 The switch.

 The lightbulb on.

 Shotgun mount closed.

Mount open, it is designed so that you can simply flick the switch and pull the gun out.

If you ever wondered what was in a cops trunk. The red and blue lights flash whenever the trunk is open.

Thursday, June 13, 2013

On the blink

A phone at work was having some difficulties:
Either that, or this person was very popular.

Sunday, June 09, 2013

Waterworks Museum Demo

I built a little demonstration for the Metropolitan Waterworks Museum. There is a longer description of how the demo actually works over on my homepage here. Since I added the laser-etched labels the only thing that is missing is a super-cheesy facilitator script with lots of bad puns... anyone?

Here is the demo being built.

It was built at a time when labor cost was a lot less than material cost. Everything in the building looks amazing.

This is a big one-way valve to control water in the reciprocating pumps.

I would consider this museum to be a must-see if you are in Boston. Feel free to ping me and I'll give you a tour.

Thursday, June 06, 2013

Too many emails

Our synagogue, Congregation Shaare Tefillah, has an email list for members. I've noticed an increase in the number of emails I've been getting over the last few months, so I decided to see how bad it is. I've discovered that the number of emails going out has been increasing exponentially. That means that not only are the numbers of emails going out increasing with time, but the rate of increase is increasing with time, too:

The number of emails going out is doubling just over every four years. In seven years we'll have 200 emails a month (or 6-7 a day). It is worth noting that the month-to-month variation in number of emails is increasing, so even if it looks like "Hey, we had fewer emails in month x", it's entirely likely that the next month will be higher:

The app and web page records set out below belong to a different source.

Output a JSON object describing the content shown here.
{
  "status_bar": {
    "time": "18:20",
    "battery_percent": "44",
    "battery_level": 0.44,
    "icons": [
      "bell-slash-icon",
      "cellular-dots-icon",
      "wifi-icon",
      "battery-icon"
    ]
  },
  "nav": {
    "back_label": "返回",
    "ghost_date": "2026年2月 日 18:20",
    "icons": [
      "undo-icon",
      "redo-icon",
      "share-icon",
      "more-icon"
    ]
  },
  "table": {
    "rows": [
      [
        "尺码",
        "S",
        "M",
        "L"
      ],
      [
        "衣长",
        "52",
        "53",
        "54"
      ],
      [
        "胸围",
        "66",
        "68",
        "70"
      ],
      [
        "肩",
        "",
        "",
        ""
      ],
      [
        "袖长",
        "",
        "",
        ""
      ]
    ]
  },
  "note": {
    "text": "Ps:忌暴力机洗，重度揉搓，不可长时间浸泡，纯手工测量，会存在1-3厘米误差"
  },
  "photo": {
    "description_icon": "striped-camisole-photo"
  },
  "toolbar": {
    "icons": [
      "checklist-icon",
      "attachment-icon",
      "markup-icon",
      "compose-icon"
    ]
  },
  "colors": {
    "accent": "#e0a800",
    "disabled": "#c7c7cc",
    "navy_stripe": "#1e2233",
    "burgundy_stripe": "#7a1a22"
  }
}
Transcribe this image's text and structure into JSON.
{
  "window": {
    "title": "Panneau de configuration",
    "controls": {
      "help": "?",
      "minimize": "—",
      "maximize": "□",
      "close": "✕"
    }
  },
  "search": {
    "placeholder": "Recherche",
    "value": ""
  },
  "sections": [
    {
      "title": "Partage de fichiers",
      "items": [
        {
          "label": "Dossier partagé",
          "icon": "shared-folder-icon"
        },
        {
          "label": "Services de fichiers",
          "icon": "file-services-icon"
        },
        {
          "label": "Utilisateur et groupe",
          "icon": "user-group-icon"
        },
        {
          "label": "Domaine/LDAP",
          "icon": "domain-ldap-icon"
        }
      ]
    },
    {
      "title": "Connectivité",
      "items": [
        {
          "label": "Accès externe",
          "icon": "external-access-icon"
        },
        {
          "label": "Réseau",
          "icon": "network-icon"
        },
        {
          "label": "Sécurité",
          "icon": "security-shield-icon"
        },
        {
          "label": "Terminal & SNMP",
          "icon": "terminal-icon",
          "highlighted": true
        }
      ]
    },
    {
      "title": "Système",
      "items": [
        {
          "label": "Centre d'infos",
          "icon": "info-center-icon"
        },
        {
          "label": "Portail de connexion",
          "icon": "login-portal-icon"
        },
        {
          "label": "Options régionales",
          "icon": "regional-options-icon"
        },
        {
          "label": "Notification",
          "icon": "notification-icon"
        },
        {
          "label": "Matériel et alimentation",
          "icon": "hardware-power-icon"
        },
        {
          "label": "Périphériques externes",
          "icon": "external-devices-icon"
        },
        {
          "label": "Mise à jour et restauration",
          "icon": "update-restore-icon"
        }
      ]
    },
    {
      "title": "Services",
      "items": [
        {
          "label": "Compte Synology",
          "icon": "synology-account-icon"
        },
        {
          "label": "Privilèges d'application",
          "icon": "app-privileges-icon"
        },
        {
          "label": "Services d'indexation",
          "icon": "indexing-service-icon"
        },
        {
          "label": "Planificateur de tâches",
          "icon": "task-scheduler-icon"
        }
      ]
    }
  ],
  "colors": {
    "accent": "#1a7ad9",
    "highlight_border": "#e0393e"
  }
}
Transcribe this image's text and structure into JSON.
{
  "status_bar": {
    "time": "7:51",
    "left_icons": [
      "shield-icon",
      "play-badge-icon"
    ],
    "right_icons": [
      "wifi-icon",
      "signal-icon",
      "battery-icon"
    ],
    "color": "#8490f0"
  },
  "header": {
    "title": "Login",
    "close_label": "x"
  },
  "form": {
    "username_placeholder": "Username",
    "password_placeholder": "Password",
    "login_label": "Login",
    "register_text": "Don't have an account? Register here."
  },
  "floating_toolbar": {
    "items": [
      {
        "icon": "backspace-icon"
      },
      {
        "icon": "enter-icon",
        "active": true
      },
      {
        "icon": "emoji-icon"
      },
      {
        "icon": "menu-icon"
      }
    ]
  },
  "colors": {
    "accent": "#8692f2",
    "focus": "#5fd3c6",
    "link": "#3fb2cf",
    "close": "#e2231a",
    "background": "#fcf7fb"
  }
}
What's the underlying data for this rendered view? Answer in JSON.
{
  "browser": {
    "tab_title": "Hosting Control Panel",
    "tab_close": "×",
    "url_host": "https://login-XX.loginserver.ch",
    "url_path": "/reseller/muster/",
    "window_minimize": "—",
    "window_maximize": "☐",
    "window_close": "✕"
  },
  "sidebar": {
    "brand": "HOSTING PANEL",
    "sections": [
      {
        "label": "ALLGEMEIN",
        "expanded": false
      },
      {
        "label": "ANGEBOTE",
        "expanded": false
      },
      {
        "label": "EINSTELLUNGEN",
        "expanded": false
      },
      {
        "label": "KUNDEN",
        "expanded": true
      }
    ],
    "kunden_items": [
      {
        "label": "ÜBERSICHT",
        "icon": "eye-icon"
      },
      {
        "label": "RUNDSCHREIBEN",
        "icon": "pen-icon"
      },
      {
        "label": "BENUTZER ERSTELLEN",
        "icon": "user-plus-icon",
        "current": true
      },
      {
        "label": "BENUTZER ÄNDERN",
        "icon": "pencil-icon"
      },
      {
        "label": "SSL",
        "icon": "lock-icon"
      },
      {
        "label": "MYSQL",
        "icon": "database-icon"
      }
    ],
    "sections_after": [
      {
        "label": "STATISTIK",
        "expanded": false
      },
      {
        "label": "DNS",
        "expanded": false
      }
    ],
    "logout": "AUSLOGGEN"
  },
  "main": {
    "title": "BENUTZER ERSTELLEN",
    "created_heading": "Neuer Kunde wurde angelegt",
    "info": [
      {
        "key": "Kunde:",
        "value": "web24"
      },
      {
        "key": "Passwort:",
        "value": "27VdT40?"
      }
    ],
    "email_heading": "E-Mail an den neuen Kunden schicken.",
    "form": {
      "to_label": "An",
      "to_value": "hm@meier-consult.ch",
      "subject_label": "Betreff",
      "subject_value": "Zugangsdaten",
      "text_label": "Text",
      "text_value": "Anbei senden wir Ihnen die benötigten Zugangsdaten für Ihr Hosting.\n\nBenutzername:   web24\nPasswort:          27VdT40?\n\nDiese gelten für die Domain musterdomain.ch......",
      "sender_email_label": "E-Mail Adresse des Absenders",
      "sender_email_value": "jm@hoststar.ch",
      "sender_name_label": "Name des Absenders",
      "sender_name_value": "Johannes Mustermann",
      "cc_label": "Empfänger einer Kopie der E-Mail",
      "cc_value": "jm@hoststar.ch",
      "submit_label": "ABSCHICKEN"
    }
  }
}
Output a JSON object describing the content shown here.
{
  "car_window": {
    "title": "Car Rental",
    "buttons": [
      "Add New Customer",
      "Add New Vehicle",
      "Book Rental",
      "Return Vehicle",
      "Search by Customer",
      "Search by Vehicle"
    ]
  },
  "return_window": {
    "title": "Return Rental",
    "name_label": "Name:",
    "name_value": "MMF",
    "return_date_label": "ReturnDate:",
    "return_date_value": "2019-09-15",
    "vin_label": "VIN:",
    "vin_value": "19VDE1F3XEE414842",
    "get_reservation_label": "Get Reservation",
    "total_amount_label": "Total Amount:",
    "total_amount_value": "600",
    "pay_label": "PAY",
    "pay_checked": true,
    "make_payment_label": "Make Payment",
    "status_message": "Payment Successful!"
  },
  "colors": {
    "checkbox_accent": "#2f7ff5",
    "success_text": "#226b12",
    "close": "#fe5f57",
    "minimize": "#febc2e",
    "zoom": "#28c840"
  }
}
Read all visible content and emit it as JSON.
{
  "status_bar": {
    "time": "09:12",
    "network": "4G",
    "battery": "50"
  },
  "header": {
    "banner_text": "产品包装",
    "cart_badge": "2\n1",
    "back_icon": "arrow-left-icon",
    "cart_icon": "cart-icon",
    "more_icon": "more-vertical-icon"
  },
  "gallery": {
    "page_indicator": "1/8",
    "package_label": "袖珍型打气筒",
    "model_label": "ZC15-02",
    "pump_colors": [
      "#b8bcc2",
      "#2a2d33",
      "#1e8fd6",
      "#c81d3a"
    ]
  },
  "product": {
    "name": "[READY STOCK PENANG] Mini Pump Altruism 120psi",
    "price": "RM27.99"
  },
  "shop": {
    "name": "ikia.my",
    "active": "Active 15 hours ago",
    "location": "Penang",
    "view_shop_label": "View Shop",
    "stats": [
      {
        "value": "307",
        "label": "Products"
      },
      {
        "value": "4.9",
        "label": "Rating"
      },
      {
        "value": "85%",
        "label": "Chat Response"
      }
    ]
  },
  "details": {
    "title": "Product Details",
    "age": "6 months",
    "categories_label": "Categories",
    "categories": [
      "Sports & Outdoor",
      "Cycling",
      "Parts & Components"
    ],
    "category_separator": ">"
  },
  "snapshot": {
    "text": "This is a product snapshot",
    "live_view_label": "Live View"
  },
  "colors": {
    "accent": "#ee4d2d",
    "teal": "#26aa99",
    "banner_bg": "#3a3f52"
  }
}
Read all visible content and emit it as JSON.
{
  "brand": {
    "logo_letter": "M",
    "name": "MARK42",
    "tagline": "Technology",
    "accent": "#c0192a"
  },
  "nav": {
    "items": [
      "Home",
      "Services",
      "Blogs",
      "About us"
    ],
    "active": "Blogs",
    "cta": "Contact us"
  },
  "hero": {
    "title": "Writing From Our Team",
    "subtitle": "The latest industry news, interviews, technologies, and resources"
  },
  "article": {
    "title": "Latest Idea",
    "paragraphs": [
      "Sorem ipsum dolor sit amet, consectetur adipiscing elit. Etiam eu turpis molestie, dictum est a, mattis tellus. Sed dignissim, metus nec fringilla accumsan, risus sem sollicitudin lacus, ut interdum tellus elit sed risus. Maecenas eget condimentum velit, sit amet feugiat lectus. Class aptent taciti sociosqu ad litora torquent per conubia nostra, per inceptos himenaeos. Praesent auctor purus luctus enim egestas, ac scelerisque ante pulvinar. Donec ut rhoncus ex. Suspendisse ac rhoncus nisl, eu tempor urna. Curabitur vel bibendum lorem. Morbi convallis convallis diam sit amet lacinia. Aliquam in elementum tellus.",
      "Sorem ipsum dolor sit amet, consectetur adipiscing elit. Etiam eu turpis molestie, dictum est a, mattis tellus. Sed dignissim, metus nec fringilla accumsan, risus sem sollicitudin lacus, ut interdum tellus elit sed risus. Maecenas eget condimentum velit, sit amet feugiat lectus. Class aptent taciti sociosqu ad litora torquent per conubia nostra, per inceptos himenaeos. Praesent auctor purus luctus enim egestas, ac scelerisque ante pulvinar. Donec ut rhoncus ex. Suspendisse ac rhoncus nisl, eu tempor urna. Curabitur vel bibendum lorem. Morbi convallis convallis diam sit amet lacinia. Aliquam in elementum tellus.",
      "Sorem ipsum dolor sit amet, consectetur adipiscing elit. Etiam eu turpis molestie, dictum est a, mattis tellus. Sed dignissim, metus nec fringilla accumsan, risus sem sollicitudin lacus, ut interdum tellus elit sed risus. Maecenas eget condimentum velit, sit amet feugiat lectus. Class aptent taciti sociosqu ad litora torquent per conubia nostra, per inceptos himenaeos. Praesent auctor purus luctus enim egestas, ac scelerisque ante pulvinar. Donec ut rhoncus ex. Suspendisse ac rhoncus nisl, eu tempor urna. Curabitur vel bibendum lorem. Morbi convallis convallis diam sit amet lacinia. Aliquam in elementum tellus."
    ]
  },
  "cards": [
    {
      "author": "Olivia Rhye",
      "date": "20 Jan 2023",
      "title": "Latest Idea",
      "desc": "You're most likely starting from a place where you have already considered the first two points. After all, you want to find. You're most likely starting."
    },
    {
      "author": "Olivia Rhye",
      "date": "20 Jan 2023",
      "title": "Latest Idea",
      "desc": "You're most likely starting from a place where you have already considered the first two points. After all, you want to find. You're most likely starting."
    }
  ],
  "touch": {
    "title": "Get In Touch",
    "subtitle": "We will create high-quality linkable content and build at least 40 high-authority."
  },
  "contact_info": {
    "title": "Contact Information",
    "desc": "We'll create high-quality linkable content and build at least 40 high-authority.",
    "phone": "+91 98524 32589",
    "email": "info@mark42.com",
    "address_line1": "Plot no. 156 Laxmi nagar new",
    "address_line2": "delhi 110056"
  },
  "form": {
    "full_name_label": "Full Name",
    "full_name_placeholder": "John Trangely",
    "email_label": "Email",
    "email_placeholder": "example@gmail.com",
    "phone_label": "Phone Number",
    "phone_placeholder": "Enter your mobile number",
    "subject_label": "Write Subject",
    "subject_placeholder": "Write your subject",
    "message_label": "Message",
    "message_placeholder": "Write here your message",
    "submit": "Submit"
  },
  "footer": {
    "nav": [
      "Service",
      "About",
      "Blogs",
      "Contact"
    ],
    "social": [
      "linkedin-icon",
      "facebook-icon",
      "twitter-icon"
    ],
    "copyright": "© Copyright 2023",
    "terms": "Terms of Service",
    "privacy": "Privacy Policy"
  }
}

I recognize that some of this is due to our rapid growth as a shul. However, our emails per member ratio has also been increasing:

The two curves correspond to an exponential fit to both members and emails (the better fit, IMO) and a linear fit. In both cases the number of emails sent increases at a larger rate than the membership.

I'm sure there's something that can be done about it, but, for now, I just set up an email filter...

Sunday, June 02, 2013

Poem: The grouse and the pattern

Here is a cool grouse,
in a tree having fun

Here is a cool pattern,
partly lit by the sun